The absolute highlight of this magnificent film is the incredible acting prowess of Peter O'Toole. O'Toole completely mastered the piercing stare, the jaunty walk, and the effeminate mannerisms consistently noted characteristics of T.E. Lawrence. O'Toole was a master as the awkward, undaunted British officer; well worth the top spot on Premiere Magazine's list of 100 Greatest Movie Performances of All Time. This was the first role of O'Toole's I have ever seen and I can't wait to take in more of this great actor's work. This film also has some of the best cinematography I have ever seen. Shot in real life deserts, Lean spared no expense bringing the toils of Lawrence to life. The stark realism brought about by the rigorous shooting schedule and intense commitment from David Lean have entrenched Lawrence of Arabia as a classic for audiences of all ages. Another standout from this film is the incredible soundtrack. The music transforms the audience from their couch to atop a camel bringing the travels of Lawrence to a relatable level. The magic of the music and the acting and the beautiful shots come together to gift the audience with a glamorous spectacle to enjoy again and again. Do yourself a favor, and watch Lawrence of Arabia, at least once.
Am I one of the few who didn't like it?
Just saw this for the first time. Although the movie has a great cast, there is very little in the way of drama to keep you interested for 230 minutes. It's not a very good biography in that I didn't come away from the film knowing any more about Lawrence than I did when I sat down to watch. The movie is watchable just for the cinematography, but if you're looking for a good story, forget it.

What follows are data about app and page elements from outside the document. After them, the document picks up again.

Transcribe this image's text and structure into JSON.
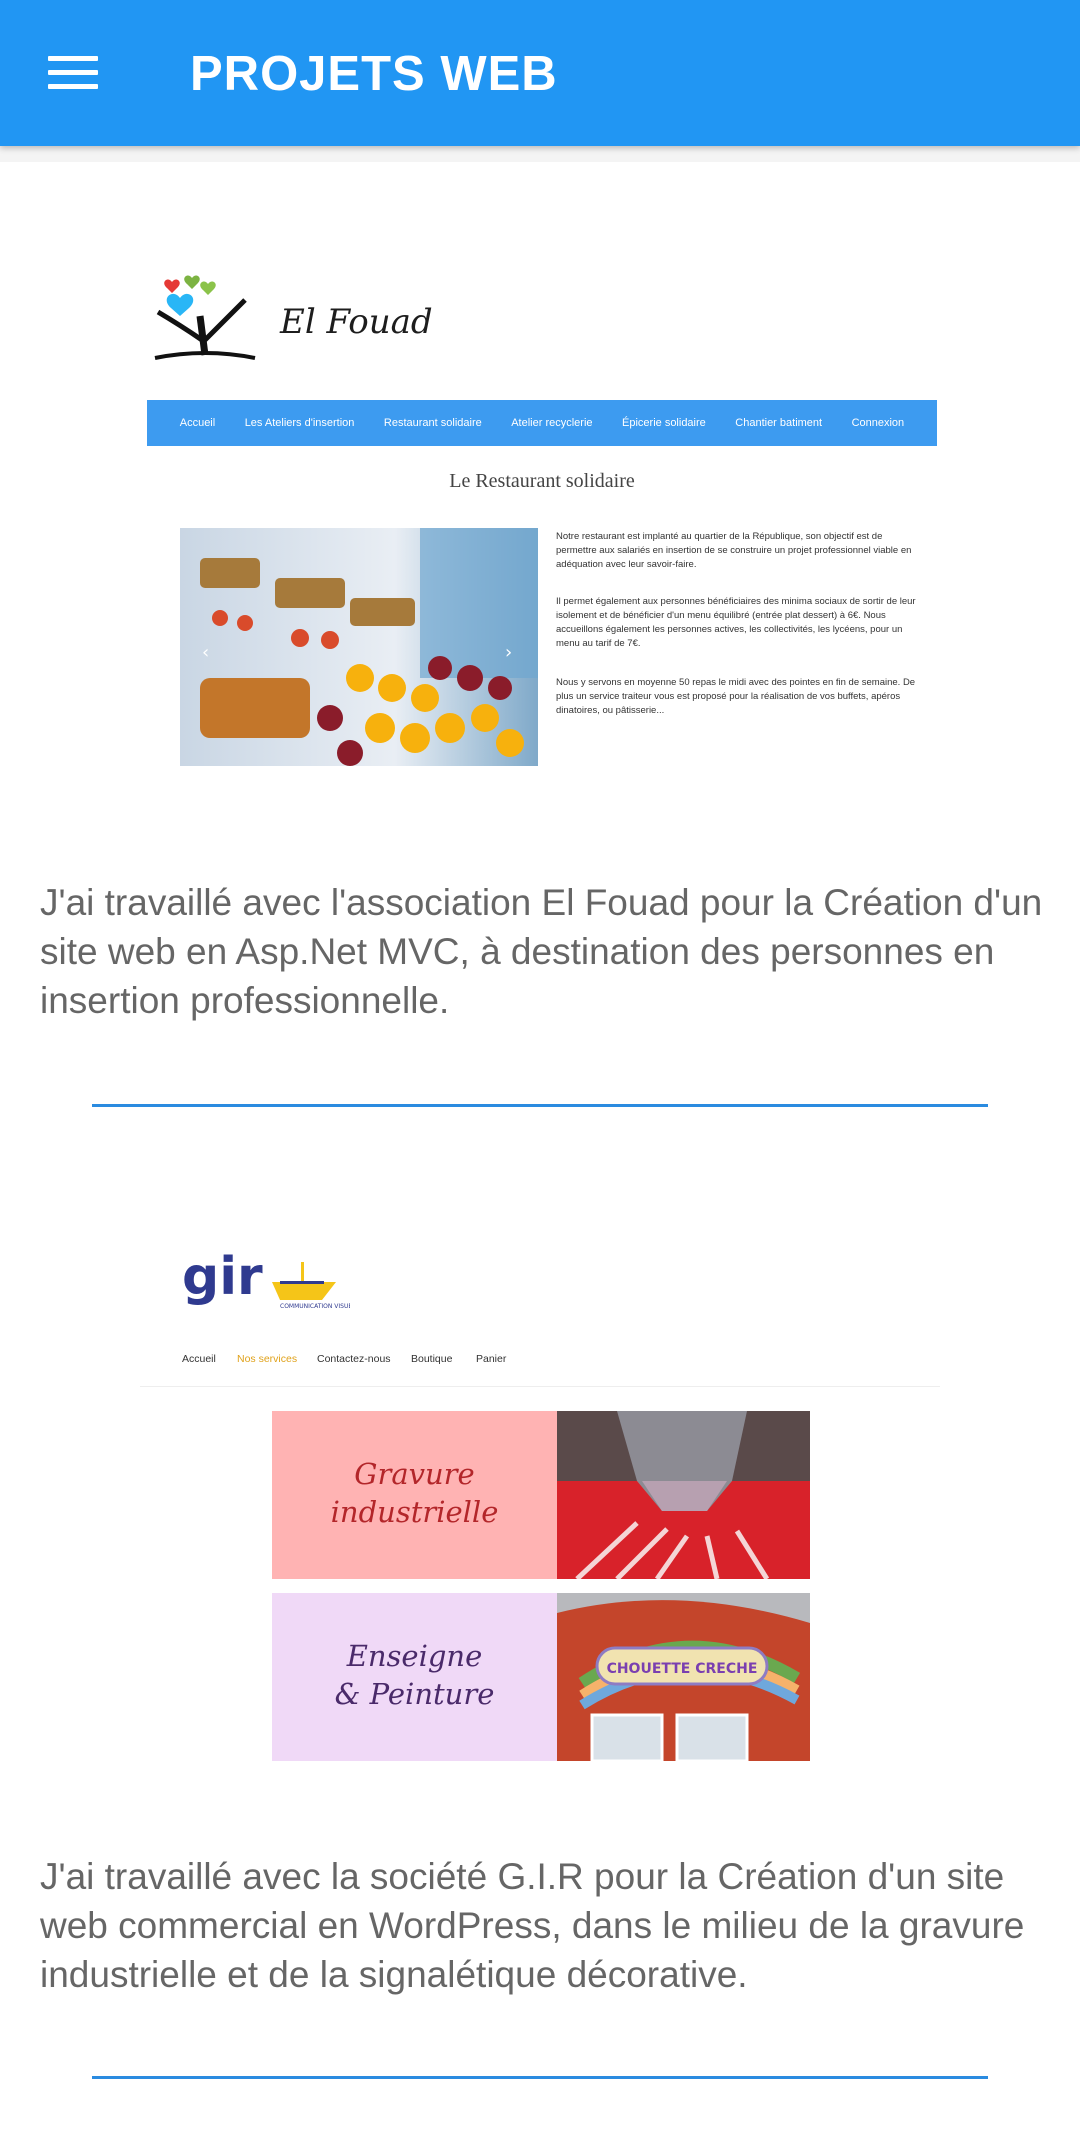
{
  "app_bar": {
    "title": "PROJETS WEB",
    "menu_icon": "hamburger-menu-icon",
    "color": "#2196f3"
  },
  "projects": [
    {
      "screenshot": {
        "brand": "El Fouad",
        "nav": [
          "Accueil",
          "Les Ateliers d'insertion",
          "Restaurant solidaire",
          "Atelier recyclerie",
          "Épicerie solidaire",
          "Chantier batiment",
          "Connexion"
        ],
        "page_title": "Le Restaurant solidaire",
        "paragraphs": [
          "Notre restaurant est implanté au quartier de la République, son objectif est de permettre aux salariés en insertion de se construire un projet professionnel viable en adéquation avec leur savoir-faire.",
          "Il permet également aux personnes bénéficiaires des minima sociaux de sortir de leur isolement et de bénéficier d'un menu équilibré (entrée plat dessert) à 6€. Nous accueillons également les personnes actives, les collectivités, les lycéens, pour un menu au tarif de 7€.",
          "Nous y servons en moyenne 50 repas le midi avec des pointes en fin de semaine. De plus un service traiteur vous est proposé pour la réalisation de vos buffets, apéros dinatoires, ou pâtisserie..."
        ]
      },
      "description": "J'ai travaillé avec l'association El Fouad pour la Création d'un site web en Asp.Net MVC, à destination des personnes en insertion professionnelle."
    },
    {
      "screenshot": {
        "brand": "gir",
        "tagline": "COMMUNICATION VISUELLE",
        "nav": [
          "Accueil",
          "Nos services",
          "Contactez-nous",
          "Boutique",
          "Panier"
        ],
        "panels": [
          {
            "text": "Gravure industrielle",
            "line1": "Gravure",
            "line2": "industrielle"
          },
          {
            "text": "Enseigne & Peinture",
            "line1": "Enseigne",
            "line2": "& Peinture"
          }
        ],
        "sign_text": "CHOUETTE CRECHE"
      },
      "description": "J'ai travaillé avec la société G.I.R pour la Création d'un site web commercial en WordPress, dans le milieu de la gravure industrielle et de la signalétique décorative."
    }
  ]
}
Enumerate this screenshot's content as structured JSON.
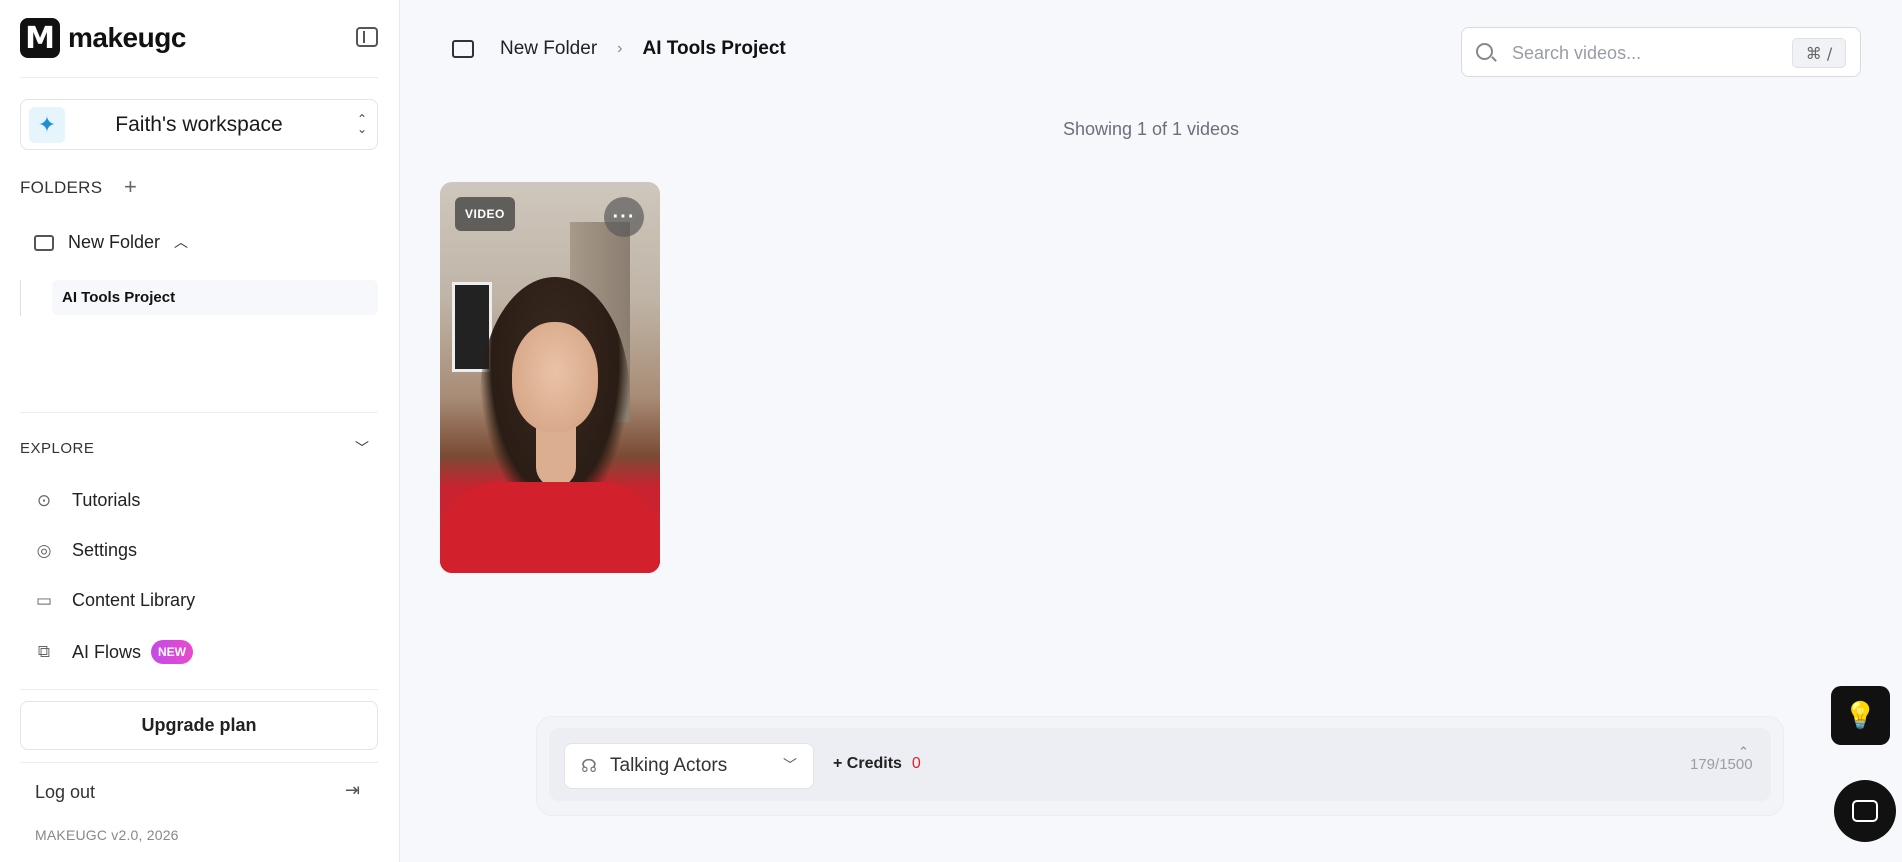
{
  "app": {
    "logo_letter": "M",
    "logo_text": "makeugc",
    "workspace": "Faith's workspace",
    "version": "MAKEUGC v2.0, 2026"
  },
  "sidebar": {
    "folders_label": "FOLDERS",
    "folders": [
      {
        "label": "New Folder",
        "expanded": true,
        "children": [
          {
            "label": "AI Tools Project",
            "selected": true
          }
        ]
      }
    ],
    "explore_label": "EXPLORE",
    "nav_items": [
      {
        "label": "Tutorials",
        "icon": "play-circle-icon"
      },
      {
        "label": "Settings",
        "icon": "settings-icon"
      },
      {
        "label": "Content Library",
        "icon": "folder-icon"
      },
      {
        "label": "AI Flows",
        "icon": "flows-icon",
        "badge": "NEW"
      }
    ],
    "upgrade_label": "Upgrade plan",
    "logout_label": "Log out"
  },
  "header": {
    "breadcrumb": [
      "New Folder",
      "AI Tools Project"
    ],
    "search_placeholder": "Search videos...",
    "search_value": "",
    "search_shortcut": "⌘ /"
  },
  "main": {
    "showing_text": "Showing 1 of 1 videos",
    "videos": [
      {
        "badge": "VIDEO",
        "more": "···"
      }
    ]
  },
  "composer": {
    "actor_select": "Talking Actors",
    "credits_label": "+ Credits",
    "credits_value": "0",
    "char_counter": "179/1500"
  },
  "colors": {
    "accent_badge_gradient_start": "#c44ae8",
    "accent_badge_gradient_end": "#e84acb",
    "credits_zero": "#e0232e",
    "workspace_icon": "#1d8fd6"
  }
}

📹 Lawrence of Arabia full movie HD download 1962 - Peter O'Toole, Alec Guinness, Anthony Quinn, Jack Hawkins, Omar Sharif, José Ferrer, Anthony Quayle, Claude Rains, Arthur Kennedy, Donald Wolfit, I.S. Johar, Gamil Ratib, Michel Ray, John Dimech, Zia Mohyeddin - UK. 📀